Your response is a verbatim copy of the listing, stripped of its images.
/---
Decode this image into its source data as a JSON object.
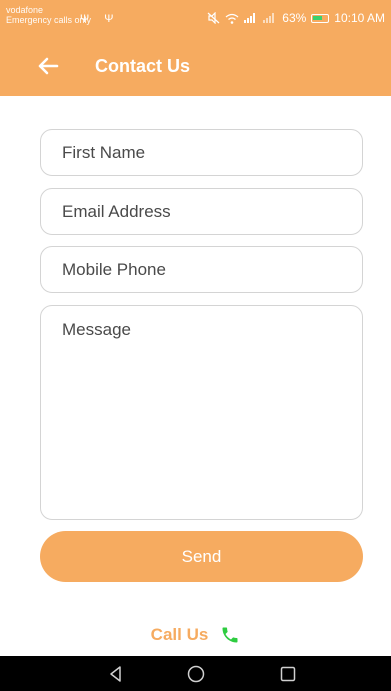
{
  "status_bar": {
    "carrier": "vodafone",
    "carrier_sub": "Emergency calls only",
    "usb_icons": "Ψ Ψ",
    "battery_percent": "63%",
    "time": "10:10 AM",
    "icons": [
      "mute-icon",
      "wifi-icon",
      "signal-icon",
      "battery-icon"
    ]
  },
  "app_bar": {
    "title": "Contact Us",
    "back_icon": "arrow-left-icon"
  },
  "form": {
    "first_name_placeholder": "First Name",
    "email_placeholder": "Email Address",
    "mobile_placeholder": "Mobile Phone",
    "message_placeholder": "Message",
    "send_label": "Send"
  },
  "call_us": {
    "label": "Call Us",
    "icon": "phone-icon"
  },
  "nav_bar": {
    "buttons": [
      "back-triangle-icon",
      "home-circle-icon",
      "recents-square-icon"
    ]
  },
  "colors": {
    "accent": "#f6ab60",
    "phone_green": "#2ecc40",
    "nav_bg": "#000000",
    "field_border": "#d4d4d4"
  }
}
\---
> _Answer space_:
Decode this image into its source data as a JSON object.
{
  "status_bar": {
    "carrier": "vodafone",
    "carrier_sub": "Emergency calls only",
    "usb_icons": "Ψ Ψ",
    "battery_percent": "63%",
    "time": "10:10 AM",
    "icons": [
      "mute-icon",
      "wifi-icon",
      "signal-icon",
      "battery-icon"
    ]
  },
  "app_bar": {
    "title": "Contact Us",
    "back_icon": "arrow-left-icon"
  },
  "form": {
    "first_name_placeholder": "First Name",
    "email_placeholder": "Email Address",
    "mobile_placeholder": "Mobile Phone",
    "message_placeholder": "Message",
    "send_label": "Send"
  },
  "call_us": {
    "label": "Call Us",
    "icon": "phone-icon"
  },
  "nav_bar": {
    "buttons": [
      "back-triangle-icon",
      "home-circle-icon",
      "recents-square-icon"
    ]
  },
  "colors": {
    "accent": "#f6ab60",
    "phone_green": "#2ecc40",
    "nav_bg": "#000000",
    "field_border": "#d4d4d4"
  }
}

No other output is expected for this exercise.